If you’re going to take a tour of Ohio’s National Museum of the U.S. Air Force, it might as well be from the air, right? Well, thanks to NURK FPV, we can take a first-person drone flight through the museum’s awesome collection of aviation marvels without having to leave home.
There’s nothing funny about in-flight safety. Except for the in-flight safety spoof Ryan Reynolds made for British Airways, now serving Aviation American Gin. “I’ve tried every gin on the planet, and it is, hands down, the best,” says Reynolds. “Also, I don’t recommend trying every gin on the planet; just stick with this one.”
True North’s BNDT wristwatch features a classic aviation-inspired design backed by a modern movement. Each watch has a vintage patina and is hand-assembled in Los Angeles. Its dial and digits feature C3 Super Luminova for nighttime readability. It comes with a steel or black bezel, and two swappable nylon NATO straps.
Part of the Bell & Ross Flight Instruments collection, the stealthy Red Radar Ceramic watch features a display inspired by a radar screen. Its red sapphire crystal and red-painted markings are set into a 42mm matte black ceramic case. Includes black rubber and synthetic fabric straps. Limited to just 999 pieces.
Many intercontinental flights fly over the North Pole to save fuel and decrease flight times. So why is it that airplanes don’t do the same over the South Pole? Half as Interesting explains the challenges that keep flights from routing over Antarctica, and why it really doesn’t have much impact.
Airportag makes lots of fun products inspired by by airports and aviation. Among our favorites are their rugs, including a top-down airport map, a long and skinny runway runner, and a round one that looks like a jet engine. Each one is printed on a soft woven polyester chenille and is easy to clean.
Developed by North American Aviation back in the late 1950s for the U.S. Air Force and NASA, the X-15 was an experimental aircraft that could achieve speeds up to Mach 6.7. Real Engineering delves into the history of this rocket-powered plane, and the innovations and technologies that allowed it fly at insane speeds and altitudes.
AVI-8’s automatic watches look amazing, incorporating a classic aviation dial design into a sleek stainless steel case with a matching metal strap.
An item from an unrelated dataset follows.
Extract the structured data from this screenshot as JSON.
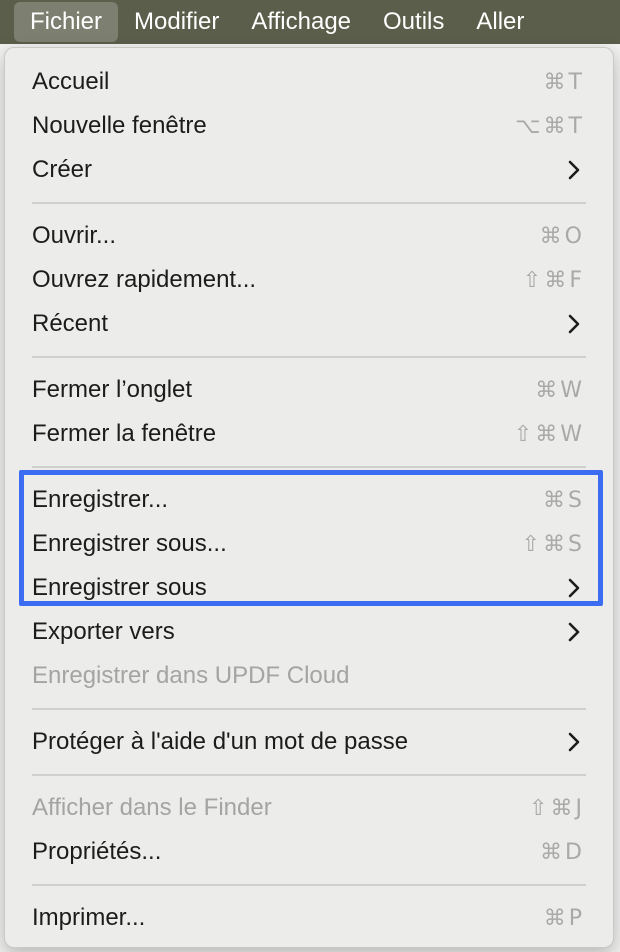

Their design pays tribute to the Supermarine Spitfire, a British WWII-era single-seat fighter aircraft. The watch comes in Olive Green, Midnight Chrome, and a fantastic Gunmetal Grey.
We’ve seen plenty of watches inspired by aviation dials and gauges, but this Click Altimeter watch from TokyoFlash actually displays time like an altimeter, with three spinning dials that indicate the hour and minutes. They also sell a similar watch that looks like an electric power meter.
AVI-8 specializes in watches with designs inspired by classic military aircraft. The Retrograde borrows elements from the instrument panel of the Hawker Hunter, a jet used by the Royal Air Force from the 1950s to the 2010s. It features a 45mm stainless case with oversize push buttons, and a hand-stitched leather strap.
Israel-based Metro Skyways is showing off the design for a flying urban vehicle. The CityHawk would take off and land vertically like a helicopter, but uses drone-like fan blades, specially engineered to limit noise. It’s designed to hold up to six occupants, and could be used as a taxi, emergency medical transport, or a flying limo.
Mil-Tec’s vintage style wristwatch features a aeronautically-inspired dial, with second indicators on its outer edge, and hours inside. The German-made watch has luminous hands and hour markers, and its background is distressed with an oil-stained look. Available in brown or black.
Stührling’s everyday wristwatch is inspired by the flight instrumentation that might be found in vintage military planes. It’s got an easy to read dial, skeletonized hands, day/date functionality, and luminous markers and numbers. The case is stainless steel, and the band is riveted leather.
Best known for their iconic, in-depth auto repair manuals, Haynes also offers a series of books which delve into the design, construction, and operation of famous military planes like the F/A-18 Hornet, Grumman F-14 Tomcat, and the Lockheed SR-71 Blackbird.